It’s time for cardiologists to pay more attention to patients’ needs and to advocate for patient-centered care with insurers and policy makers, according to a new health policy statement from the American College of Cardiology.
The statement outlines a new treatment paradigm of shared decision making with patients, and a systemic approach to care that, for the first time, urges creation of patient-centered medical homes led by cardiovascular specialists.
"In true patient-centered care, the focus is on the patient, not on the disease," Dr. Mary Norine Walsh, chair of the ACC’s patient-centered care committee, said in an interview. "Beyond knowing the technical aspects of the disease, we need to do a better job of understanding patients’ perception of their disease and their goals and life experience, so we can together chart a course for how we are going to manage the disease," said Dr. Walsh, medical director of the heart failure and cardiac transplantation programs at St. Vincent Indianapolis Hospital.
The bottom line is, physicians need to communicate better with patients, at a level that takes into account their health literacy, and patients need to be more actively engaged in their own care, according to the policy statement, which was published in the Journal of the American College of Cardiology (2012, May 14:doi:10.1016/j.jacc.2012.03.016).
"As clinicians, we have been taught for many years to give patients orders and expect things to happen," said Dr. Alfred A. Bove, professor emeritus, Temple University, Philadelphia, and vice chair of the patient-centered care committee, in a statement. "But when it comes to the day-to-day management of chronic conditions like heart disease, we have to empower patients to be actively involved in their own care. We won’t be effective unless we move toward a patient-centered approach. This initiative is intended to help us get there."
The statement is not designed to tell physicians how to manage their practices, said Dr. Walsh. It’s a call to payers and policy makers to help give physicians the tools they need to move to patient-centered care, she said. "The onus is not on the doctors here," said Dr. Walsh.
However, it does urge physicians to start thinking about educating patients in a variety of ways, including pamphlets, online programs, community events, and group education sessions. The statement estimates that 89 million American adults – one-third the population – are not literate enough, health-wise, to follow through on recommendations for tests and treatments and self-monitoring. Educational content should also be tailored to patients’ individual health situations and needs.
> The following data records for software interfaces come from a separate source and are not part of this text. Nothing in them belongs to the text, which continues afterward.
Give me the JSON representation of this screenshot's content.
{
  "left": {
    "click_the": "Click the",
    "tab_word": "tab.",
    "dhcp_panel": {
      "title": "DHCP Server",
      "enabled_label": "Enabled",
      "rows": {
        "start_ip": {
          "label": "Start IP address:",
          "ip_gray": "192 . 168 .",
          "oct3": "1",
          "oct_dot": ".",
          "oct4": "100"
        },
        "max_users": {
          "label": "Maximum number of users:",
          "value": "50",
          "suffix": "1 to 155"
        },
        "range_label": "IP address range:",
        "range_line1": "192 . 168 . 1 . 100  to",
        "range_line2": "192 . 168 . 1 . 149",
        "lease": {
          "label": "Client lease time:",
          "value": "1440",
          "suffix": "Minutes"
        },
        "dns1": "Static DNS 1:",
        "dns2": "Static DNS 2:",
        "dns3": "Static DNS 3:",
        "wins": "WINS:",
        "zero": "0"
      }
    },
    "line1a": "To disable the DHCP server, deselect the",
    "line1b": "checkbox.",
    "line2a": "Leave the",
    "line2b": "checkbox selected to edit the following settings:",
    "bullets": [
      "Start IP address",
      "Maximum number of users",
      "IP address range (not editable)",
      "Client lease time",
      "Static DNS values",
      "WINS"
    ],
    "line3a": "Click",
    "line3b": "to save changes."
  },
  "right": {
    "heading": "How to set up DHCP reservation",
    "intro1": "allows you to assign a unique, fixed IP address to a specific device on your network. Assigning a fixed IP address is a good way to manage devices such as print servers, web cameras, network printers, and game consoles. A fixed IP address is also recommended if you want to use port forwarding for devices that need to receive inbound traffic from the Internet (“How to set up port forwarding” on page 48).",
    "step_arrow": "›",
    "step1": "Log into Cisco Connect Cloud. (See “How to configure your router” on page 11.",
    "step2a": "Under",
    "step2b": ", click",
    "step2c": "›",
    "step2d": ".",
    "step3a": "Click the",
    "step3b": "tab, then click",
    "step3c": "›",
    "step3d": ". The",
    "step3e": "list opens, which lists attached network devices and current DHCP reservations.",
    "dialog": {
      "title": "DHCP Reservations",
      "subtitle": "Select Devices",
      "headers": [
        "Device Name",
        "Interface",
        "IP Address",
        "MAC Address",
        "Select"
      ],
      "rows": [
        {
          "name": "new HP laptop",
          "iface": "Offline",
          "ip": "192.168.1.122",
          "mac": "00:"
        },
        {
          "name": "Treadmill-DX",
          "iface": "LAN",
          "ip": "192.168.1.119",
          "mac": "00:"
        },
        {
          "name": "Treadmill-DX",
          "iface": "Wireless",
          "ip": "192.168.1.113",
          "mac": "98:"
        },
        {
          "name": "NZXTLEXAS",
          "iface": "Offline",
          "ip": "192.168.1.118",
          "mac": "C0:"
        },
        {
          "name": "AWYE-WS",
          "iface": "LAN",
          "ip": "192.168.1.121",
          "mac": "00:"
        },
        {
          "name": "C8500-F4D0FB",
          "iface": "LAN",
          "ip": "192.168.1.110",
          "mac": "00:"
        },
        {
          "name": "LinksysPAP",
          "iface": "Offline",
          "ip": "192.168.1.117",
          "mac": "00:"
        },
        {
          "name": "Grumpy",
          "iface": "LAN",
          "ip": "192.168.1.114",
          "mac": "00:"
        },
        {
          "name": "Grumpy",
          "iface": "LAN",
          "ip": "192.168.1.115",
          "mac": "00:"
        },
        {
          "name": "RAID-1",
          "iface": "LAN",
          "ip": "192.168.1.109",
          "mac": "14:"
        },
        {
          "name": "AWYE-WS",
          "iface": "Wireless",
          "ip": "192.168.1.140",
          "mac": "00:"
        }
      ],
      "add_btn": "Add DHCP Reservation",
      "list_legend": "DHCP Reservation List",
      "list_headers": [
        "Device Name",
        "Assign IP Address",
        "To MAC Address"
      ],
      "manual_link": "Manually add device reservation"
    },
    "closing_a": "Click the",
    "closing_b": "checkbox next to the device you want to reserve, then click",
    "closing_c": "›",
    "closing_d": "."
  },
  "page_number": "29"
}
The next step should be to create easy-to-use decision aids for patients – so they are no longer passive recipients of recommendations for care – and self-management programs, including web portals, so that patients also engage in monitoring chronic conditions. Such portals are currently rare but will likely be required for physicians who want to qualify under stage 2 of the meaningful use criteria for Medicare’s electronic health record incentive program.
Dr. Walsh admitted that, even in her practice, she relies on outdated technology – giving patients a printed-out grid for monitoring their blood pressure – that is not ideal for engaging them in their own care. But for starters, she says, the ACC has a portal of sorts, the CardioSmart website, which offers patients some decision aids and information about various conditions and tests and treatments in lay-friendly language.
The ACC is also hoping to make inroads with the idea that cardiovascular specialists can lead medical homes, for certain patients. "We know that not every cardiologist will be a home for every patient," said Dr. Walsh. But for transplant patients, those with ventricular assist devices or congenital heart disease, the primary physician is a cardiologist or a surgeon, she said.
The specialist-led medical home will not operate to the exclusion of the traditional medical home; it will be one of many models, said Dr. Walsh.
The policy statement envisions a care team "to manage patients with advanced cardiac disease across the continuum of care from the stable outpatient environment to the level of intensive in-hospital care without changing care teams." Such a team would be directed by cardiologists with advanced training in cardiovascular disease management and include nurse practitioners, pharmacists, educators, and technologists with expertise in echocardiography, myocardial perfusion imaging, and other advanced imaging.
Overall, the policy statement "clearly puts a stake in the ground as far as what we as a professional society feel is important," said Dr. Walsh, who added that she expected that the statement will be used to educate physicians and payers and be taken to all of its discussions on Capitol Hill.